- Exercise goal
Retype the listing that follows, leaving nothing out.

- The input
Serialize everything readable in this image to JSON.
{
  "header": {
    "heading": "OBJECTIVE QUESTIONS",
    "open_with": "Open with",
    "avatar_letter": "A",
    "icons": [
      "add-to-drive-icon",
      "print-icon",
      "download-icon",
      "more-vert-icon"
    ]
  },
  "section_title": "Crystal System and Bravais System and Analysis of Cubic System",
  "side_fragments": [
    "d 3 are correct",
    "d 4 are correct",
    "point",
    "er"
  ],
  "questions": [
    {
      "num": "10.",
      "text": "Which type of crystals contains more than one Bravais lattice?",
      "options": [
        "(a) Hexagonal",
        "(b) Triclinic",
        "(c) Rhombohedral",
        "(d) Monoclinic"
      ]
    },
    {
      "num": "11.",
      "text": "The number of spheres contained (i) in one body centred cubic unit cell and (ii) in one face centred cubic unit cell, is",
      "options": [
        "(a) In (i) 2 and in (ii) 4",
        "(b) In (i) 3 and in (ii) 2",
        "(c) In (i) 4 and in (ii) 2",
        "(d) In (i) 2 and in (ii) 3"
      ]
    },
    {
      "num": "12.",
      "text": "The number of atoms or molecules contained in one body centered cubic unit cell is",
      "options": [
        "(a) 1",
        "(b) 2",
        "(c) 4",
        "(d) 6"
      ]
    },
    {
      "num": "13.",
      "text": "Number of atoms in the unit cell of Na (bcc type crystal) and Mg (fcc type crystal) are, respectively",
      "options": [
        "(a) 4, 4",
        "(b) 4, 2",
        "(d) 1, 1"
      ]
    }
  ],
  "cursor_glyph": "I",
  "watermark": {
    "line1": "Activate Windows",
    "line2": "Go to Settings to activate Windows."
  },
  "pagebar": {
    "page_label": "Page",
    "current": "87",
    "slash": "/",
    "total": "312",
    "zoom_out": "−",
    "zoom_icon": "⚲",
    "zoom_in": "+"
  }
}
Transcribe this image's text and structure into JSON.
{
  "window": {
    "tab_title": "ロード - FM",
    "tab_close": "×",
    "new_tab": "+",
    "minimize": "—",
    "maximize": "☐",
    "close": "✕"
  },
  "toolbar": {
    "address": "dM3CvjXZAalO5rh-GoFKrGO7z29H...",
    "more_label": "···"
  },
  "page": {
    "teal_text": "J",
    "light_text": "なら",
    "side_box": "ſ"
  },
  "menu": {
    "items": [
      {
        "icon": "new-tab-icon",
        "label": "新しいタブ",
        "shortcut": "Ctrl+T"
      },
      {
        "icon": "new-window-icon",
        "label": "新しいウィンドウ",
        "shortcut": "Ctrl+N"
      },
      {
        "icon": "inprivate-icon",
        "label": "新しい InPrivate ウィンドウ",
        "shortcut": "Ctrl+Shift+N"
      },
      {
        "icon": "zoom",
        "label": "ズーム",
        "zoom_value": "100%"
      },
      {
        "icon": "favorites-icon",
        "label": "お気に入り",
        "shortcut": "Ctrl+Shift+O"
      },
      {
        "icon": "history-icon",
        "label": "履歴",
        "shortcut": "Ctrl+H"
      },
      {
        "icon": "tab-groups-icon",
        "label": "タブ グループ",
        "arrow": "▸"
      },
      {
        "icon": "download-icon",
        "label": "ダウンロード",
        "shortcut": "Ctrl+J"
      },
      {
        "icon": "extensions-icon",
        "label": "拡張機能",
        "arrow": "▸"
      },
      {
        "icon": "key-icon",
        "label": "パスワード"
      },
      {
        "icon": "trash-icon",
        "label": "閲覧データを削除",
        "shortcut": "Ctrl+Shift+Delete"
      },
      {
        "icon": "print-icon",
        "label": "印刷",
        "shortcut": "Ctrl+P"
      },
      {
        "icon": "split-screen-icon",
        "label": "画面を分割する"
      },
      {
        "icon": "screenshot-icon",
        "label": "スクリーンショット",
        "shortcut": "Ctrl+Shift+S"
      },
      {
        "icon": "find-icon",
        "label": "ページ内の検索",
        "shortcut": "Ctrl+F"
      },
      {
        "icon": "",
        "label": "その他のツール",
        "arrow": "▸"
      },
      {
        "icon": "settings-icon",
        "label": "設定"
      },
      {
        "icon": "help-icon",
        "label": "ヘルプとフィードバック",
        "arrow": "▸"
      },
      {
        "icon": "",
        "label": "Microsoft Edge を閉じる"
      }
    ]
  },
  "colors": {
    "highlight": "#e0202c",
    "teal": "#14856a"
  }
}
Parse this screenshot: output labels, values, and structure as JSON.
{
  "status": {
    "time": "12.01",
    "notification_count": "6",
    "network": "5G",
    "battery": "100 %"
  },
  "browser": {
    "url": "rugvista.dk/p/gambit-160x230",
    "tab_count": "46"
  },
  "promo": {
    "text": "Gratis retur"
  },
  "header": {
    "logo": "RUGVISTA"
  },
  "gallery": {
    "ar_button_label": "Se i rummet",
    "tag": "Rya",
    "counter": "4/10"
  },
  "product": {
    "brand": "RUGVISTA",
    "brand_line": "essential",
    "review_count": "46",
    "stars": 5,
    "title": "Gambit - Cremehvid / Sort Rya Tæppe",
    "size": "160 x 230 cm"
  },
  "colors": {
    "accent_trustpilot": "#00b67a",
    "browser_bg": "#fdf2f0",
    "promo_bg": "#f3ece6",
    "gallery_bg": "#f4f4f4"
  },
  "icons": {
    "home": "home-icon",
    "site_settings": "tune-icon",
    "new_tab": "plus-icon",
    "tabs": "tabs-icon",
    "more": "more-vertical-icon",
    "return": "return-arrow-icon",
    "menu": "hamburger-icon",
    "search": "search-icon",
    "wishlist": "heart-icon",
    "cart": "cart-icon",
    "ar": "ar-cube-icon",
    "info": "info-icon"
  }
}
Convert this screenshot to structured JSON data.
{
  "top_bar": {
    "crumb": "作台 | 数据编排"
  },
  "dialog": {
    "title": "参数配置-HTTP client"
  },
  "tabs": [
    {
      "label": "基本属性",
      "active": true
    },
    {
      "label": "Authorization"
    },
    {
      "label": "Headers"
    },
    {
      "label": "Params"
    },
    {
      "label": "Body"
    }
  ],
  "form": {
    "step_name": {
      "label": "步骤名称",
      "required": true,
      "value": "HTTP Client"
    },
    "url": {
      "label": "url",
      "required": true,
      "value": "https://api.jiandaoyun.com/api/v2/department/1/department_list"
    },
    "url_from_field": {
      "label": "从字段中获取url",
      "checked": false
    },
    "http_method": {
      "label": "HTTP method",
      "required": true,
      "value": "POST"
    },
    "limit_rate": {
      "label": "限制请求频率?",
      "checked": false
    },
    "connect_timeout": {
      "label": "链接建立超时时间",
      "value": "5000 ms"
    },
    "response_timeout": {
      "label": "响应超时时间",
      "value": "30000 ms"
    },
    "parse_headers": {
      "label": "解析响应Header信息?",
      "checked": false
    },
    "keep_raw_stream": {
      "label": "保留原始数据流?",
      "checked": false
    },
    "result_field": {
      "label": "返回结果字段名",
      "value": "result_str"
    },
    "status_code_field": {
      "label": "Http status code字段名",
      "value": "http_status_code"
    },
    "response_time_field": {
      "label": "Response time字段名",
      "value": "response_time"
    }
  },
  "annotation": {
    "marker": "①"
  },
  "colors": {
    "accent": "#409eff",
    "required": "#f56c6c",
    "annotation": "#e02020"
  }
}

- Solution for this task
Serialize everything readable in this image to JSON.
{
  "header": {
    "heading": "OBJECTIVE QUESTIONS",
    "open_with": "Open with",
    "avatar_letter": "A",
    "icons": [
      "add-to-drive-icon",
      "print-icon",
      "download-icon",
      "more-vert-icon"
    ]
  },
  "section_title": "Crystal System and Bravais System and Analysis of Cubic System",
  "side_fragments": [
    "d 3 are correct",
    "d 4 are correct",
    "point",
    "er"
  ],
  "questions": [
    {
      "num": "10.",
      "text": "Which type of crystals contains more than one Bravais lattice?",
      "options": [
        "(a) Hexagonal",
        "(b) Triclinic",
        "(c) Rhombohedral",
        "(d) Monoclinic"
      ]
    },
    {
      "num": "11.",
      "text": "The number of spheres contained (i) in one body centred cubic unit cell and (ii) in one face centred cubic unit cell, is",
      "options": [
        "(a) In (i) 2 and in (ii) 4",
        "(b) In (i) 3 and in (ii) 2",
        "(c) In (i) 4 and in (ii) 2",
        "(d) In (i) 2 and in (ii) 3"
      ]
    },
    {
      "num": "12.",
      "text": "The number of atoms or molecules contained in one body centered cubic unit cell is",
      "options": [
        "(a) 1",
        "(b) 2",
        "(c) 4",
        "(d) 6"
      ]
    },
    {
      "num": "13.",
      "text": "Number of atoms in the unit cell of Na (bcc type crystal) and Mg (fcc type crystal) are, respectively",
      "options": [
        "(a) 4, 4",
        "(b) 4, 2",
        "(d) 1, 1"
      ]
    }
  ],
  "cursor_glyph": "I",
  "watermark": {
    "line1": "Activate Windows",
    "line2": "Go to Settings to activate Windows."
  },
  "pagebar": {
    "page_label": "Page",
    "current": "87",
    "slash": "/",
    "total": "312",
    "zoom_out": "−",
    "zoom_icon": "⚲",
    "zoom_in": "+"
  }
}
Transcribe this image's text and structure into JSON.
{
  "window": {
    "tab_title": "ロード - FM",
    "tab_close": "×",
    "new_tab": "+",
    "minimize": "—",
    "maximize": "☐",
    "close": "✕"
  },
  "toolbar": {
    "address": "dM3CvjXZAalO5rh-GoFKrGO7z29H...",
    "more_label": "···"
  },
  "page": {
    "teal_text": "J",
    "light_text": "なら",
    "side_box": "ſ"
  },
  "menu": {
    "items": [
      {
        "icon": "new-tab-icon",
        "label": "新しいタブ",
        "shortcut": "Ctrl+T"
      },
      {
        "icon": "new-window-icon",
        "label": "新しいウィンドウ",
        "shortcut": "Ctrl+N"
      },
      {
        "icon": "inprivate-icon",
        "label": "新しい InPrivate ウィンドウ",
        "shortcut": "Ctrl+Shift+N"
      },
      {
        "icon": "zoom",
        "label": "ズーム",
        "zoom_value": "100%"
      },
      {
        "icon": "favorites-icon",
        "label": "お気に入り",
        "shortcut": "Ctrl+Shift+O"
      },
      {
        "icon": "history-icon",
        "label": "履歴",
        "shortcut": "Ctrl+H"
      },
      {
        "icon": "tab-groups-icon",
        "label": "タブ グループ",
        "arrow": "▸"
      },
      {
        "icon": "download-icon",
        "label": "ダウンロード",
        "shortcut": "Ctrl+J"
      },
      {
        "icon": "extensions-icon",
        "label": "拡張機能",
        "arrow": "▸"
      },
      {
        "icon": "key-icon",
        "label": "パスワード"
      },
      {
        "icon": "trash-icon",
        "label": "閲覧データを削除",
        "shortcut": "Ctrl+Shift+Delete"
      },
      {
        "icon": "print-icon",
        "label": "印刷",
        "shortcut": "Ctrl+P"
      },
      {
        "icon": "split-screen-icon",
        "label": "画面を分割する"
      },
      {
        "icon": "screenshot-icon",
        "label": "スクリーンショット",
        "shortcut": "Ctrl+Shift+S"
      },
      {
        "icon": "find-icon",
        "label": "ページ内の検索",
        "shortcut": "Ctrl+F"
      },
      {
        "icon": "",
        "label": "その他のツール",
        "arrow": "▸"
      },
      {
        "icon": "settings-icon",
        "label": "設定"
      },
      {
        "icon": "help-icon",
        "label": "ヘルプとフィードバック",
        "arrow": "▸"
      },
      {
        "icon": "",
        "label": "Microsoft Edge を閉じる"
      }
    ]
  },
  "colors": {
    "highlight": "#e0202c",
    "teal": "#14856a"
  }
}
Parse this screenshot: output labels, values, and structure as JSON.
{
  "status": {
    "time": "12.01",
    "notification_count": "6",
    "network": "5G",
    "battery": "100 %"
  },
  "browser": {
    "url": "rugvista.dk/p/gambit-160x230",
    "tab_count": "46"
  },
  "promo": {
    "text": "Gratis retur"
  },
  "header": {
    "logo": "RUGVISTA"
  },
  "gallery": {
    "ar_button_label": "Se i rummet",
    "tag": "Rya",
    "counter": "4/10"
  },
  "product": {
    "brand": "RUGVISTA",
    "brand_line": "essential",
    "review_count": "46",
    "stars": 5,
    "title": "Gambit - Cremehvid / Sort Rya Tæppe",
    "size": "160 x 230 cm"
  },
  "colors": {
    "accent_trustpilot": "#00b67a",
    "browser_bg": "#fdf2f0",
    "promo_bg": "#f3ece6",
    "gallery_bg": "#f4f4f4"
  },
  "icons": {
    "home": "home-icon",
    "site_settings": "tune-icon",
    "new_tab": "plus-icon",
    "tabs": "tabs-icon",
    "more": "more-vertical-icon",
    "return": "return-arrow-icon",
    "menu": "hamburger-icon",
    "search": "search-icon",
    "wishlist": "heart-icon",
    "cart": "cart-icon",
    "ar": "ar-cube-icon",
    "info": "info-icon"
  }
}
Convert this screenshot to structured JSON data.
{
  "top_bar": {
    "crumb": "作台 | 数据编排"
  },
  "dialog": {
    "title": "参数配置-HTTP client"
  },
  "tabs": [
    {
      "label": "基本属性",
      "active": true
    },
    {
      "label": "Authorization"
    },
    {
      "label": "Headers"
    },
    {
      "label": "Params"
    },
    {
      "label": "Body"
    }
  ],
  "form": {
    "step_name": {
      "label": "步骤名称",
      "required": true,
      "value": "HTTP Client"
    },
    "url": {
      "label": "url",
      "required": true,
      "value": "https://api.jiandaoyun.com/api/v2/department/1/department_list"
    },
    "url_from_field": {
      "label": "从字段中获取url",
      "checked": false
    },
    "http_method": {
      "label": "HTTP method",
      "required": true,
      "value": "POST"
    },
    "limit_rate": {
      "label": "限制请求频率?",
      "checked": false
    },
    "connect_timeout": {
      "label": "链接建立超时时间",
      "value": "5000 ms"
    },
    "response_timeout": {
      "label": "响应超时时间",
      "value": "30000 ms"
    },
    "parse_headers": {
      "label": "解析响应Header信息?",
      "checked": false
    },
    "keep_raw_stream": {
      "label": "保留原始数据流?",
      "checked": false
    },
    "result_field": {
      "label": "返回结果字段名",
      "value": "result_str"
    },
    "status_code_field": {
      "label": "Http status code字段名",
      "value": "http_status_code"
    },
    "response_time_field": {
      "label": "Response time字段名",
      "value": "response_time"
    }
  },
  "annotation": {
    "marker": "①"
  },
  "colors": {
    "accent": "#409eff",
    "required": "#f56c6c",
    "annotation": "#e02020"
  }
}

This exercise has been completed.